Government Public Affairs Offices: More Hindrance Than Help?
August 12, 2013 6:30 PM
The National Press Club hosts a panel next week to debate whether federal public-affairs offices hinder more than help the cause of open government.
The panel includes a number of experts from the fields of journalism, public relations and academia who can give voice to multiple perspectives. The event is sponsored by the National Press Club’s Press Freedom and Young Members Committees.
Although executive branch communications offices can be useful, at times indispensable, in helping the press cover the government, reporters need to always be free to seek information in other ways. Yet doing so has become difficult to a degree that some say jeopardizes the access the press and the public have to information.
Public affairs offices increasingly require that reporters conduct all interviews through the press office. U.S. departments and agencies often mandate that their employees only talk to reporters through official channels and with communications staff present. In that same vein, former U.S. officials say that federal personnel seeking to obtain or renew security clearances are sometimes asked if they have had unauthorized contact with a reporter -- a signal to federal workers, especially in the national security field, that talking with journalists is not acceptable.
Such restrictions have increasingly become the rule in federal agencies, but they were not in place so widely a few decades ago. Many reporters do not protest the practices, because they have never known another way.
On the other side of the issue, public affairs professionals believe these controls are necessary to ensure that the press gets accurate information and the department or agency’s message is unified and coherent.
The panel will be moderated by John M. Donnelly, chairman of the NPC Press Freedom Committee and a senior writer with CQ Roll Call. and the group includes:

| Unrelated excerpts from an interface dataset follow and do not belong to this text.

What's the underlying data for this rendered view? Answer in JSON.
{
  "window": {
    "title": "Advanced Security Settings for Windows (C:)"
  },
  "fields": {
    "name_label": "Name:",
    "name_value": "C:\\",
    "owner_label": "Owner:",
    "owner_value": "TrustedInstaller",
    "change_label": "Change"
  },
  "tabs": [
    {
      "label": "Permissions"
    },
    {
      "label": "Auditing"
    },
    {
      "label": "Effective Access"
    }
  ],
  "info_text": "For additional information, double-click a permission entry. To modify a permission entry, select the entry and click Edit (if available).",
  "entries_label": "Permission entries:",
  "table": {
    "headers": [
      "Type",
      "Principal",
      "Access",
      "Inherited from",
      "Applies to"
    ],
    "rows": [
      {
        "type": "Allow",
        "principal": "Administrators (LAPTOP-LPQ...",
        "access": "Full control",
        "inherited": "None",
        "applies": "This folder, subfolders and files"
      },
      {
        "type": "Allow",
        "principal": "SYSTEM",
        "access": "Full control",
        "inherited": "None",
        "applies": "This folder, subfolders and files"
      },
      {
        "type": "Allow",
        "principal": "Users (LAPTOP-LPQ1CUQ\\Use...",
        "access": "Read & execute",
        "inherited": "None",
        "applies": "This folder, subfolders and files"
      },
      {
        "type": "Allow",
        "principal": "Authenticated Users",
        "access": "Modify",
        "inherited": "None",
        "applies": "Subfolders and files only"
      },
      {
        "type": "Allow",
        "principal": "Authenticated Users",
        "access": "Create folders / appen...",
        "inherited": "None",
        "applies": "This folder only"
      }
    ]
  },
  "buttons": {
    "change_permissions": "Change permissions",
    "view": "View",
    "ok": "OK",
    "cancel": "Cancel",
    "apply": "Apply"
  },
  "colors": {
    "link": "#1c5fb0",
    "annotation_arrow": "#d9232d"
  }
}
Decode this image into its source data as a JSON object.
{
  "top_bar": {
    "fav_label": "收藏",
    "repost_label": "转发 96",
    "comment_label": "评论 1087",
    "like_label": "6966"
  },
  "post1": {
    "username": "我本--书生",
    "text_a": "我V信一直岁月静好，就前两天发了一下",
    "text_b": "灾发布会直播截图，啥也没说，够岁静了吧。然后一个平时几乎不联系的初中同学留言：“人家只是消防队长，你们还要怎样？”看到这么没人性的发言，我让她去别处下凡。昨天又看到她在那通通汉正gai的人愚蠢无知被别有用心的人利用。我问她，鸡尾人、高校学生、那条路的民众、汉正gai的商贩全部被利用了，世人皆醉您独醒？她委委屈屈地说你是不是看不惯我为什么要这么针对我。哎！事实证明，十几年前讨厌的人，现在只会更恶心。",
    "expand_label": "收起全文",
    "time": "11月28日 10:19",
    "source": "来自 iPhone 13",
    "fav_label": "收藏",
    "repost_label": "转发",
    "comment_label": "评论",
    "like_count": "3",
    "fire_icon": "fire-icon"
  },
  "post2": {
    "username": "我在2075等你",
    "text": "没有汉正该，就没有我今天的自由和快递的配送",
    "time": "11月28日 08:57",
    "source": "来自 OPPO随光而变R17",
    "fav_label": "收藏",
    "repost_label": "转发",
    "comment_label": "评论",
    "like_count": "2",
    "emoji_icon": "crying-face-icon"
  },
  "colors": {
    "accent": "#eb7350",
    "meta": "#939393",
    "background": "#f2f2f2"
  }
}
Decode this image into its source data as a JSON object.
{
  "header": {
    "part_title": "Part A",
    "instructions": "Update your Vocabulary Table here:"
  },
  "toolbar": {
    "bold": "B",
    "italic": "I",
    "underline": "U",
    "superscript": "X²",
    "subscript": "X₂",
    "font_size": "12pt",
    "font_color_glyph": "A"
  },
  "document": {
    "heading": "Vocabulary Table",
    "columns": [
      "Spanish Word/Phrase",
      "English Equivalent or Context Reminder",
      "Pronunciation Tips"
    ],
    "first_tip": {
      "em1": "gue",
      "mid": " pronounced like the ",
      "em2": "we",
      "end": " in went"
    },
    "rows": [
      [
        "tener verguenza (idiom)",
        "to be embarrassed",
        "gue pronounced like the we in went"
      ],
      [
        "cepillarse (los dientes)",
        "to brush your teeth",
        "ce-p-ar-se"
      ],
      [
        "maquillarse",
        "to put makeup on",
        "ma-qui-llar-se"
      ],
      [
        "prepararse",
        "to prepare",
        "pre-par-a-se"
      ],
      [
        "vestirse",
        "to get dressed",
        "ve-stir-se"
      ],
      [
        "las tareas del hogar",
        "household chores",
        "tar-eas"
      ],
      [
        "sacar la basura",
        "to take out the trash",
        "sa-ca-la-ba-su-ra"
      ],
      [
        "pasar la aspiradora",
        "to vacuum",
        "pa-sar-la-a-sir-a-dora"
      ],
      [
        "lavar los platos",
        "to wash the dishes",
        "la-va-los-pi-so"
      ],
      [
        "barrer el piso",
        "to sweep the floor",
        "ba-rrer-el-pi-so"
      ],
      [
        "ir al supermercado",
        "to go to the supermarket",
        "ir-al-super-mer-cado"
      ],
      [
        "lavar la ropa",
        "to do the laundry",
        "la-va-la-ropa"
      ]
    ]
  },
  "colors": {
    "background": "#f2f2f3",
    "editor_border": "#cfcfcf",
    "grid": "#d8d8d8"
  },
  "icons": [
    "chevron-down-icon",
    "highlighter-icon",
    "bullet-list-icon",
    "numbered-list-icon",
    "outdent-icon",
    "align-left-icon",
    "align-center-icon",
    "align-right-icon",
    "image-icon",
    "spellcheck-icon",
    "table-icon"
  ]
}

Tony Fratto-- managing partner at Hamilton Place Strategies, a strategic communications and crisis management consultancy; an on-air contributor on the CNBC Business News Network; formerly deputy assistant to President George W. Bush and principal deputy press secretary
John Verrico--president-elect of the National Association of Government Communicators
Linda Petersen-- managing editor, The Valley Journals of Salt Lake; freedom of information chair for the Society of Professional Journalists; and president of the Utah Foundation for Open Government
Carolyn Carlson - former AP reporter; assistant professor of communication at Kennesaw State University near Atlanta; and author of two surveys on the relationship between public affairs staff and the press
Kathryn Foxhall – a freelance reporter who has extensively researched the issue
The National Press Club Press Freedom Committee leads Club efforts to speak out about potential threats to press freedom and open government in the United States and abroad and to promote greater transparency and protections for journalists.
The Club is the world's leading professional organization for journalists. Founded in 1908, it comprises some 3,000 reporters and news sources.
For More Information On This Event, Contact:
John M. Donnelly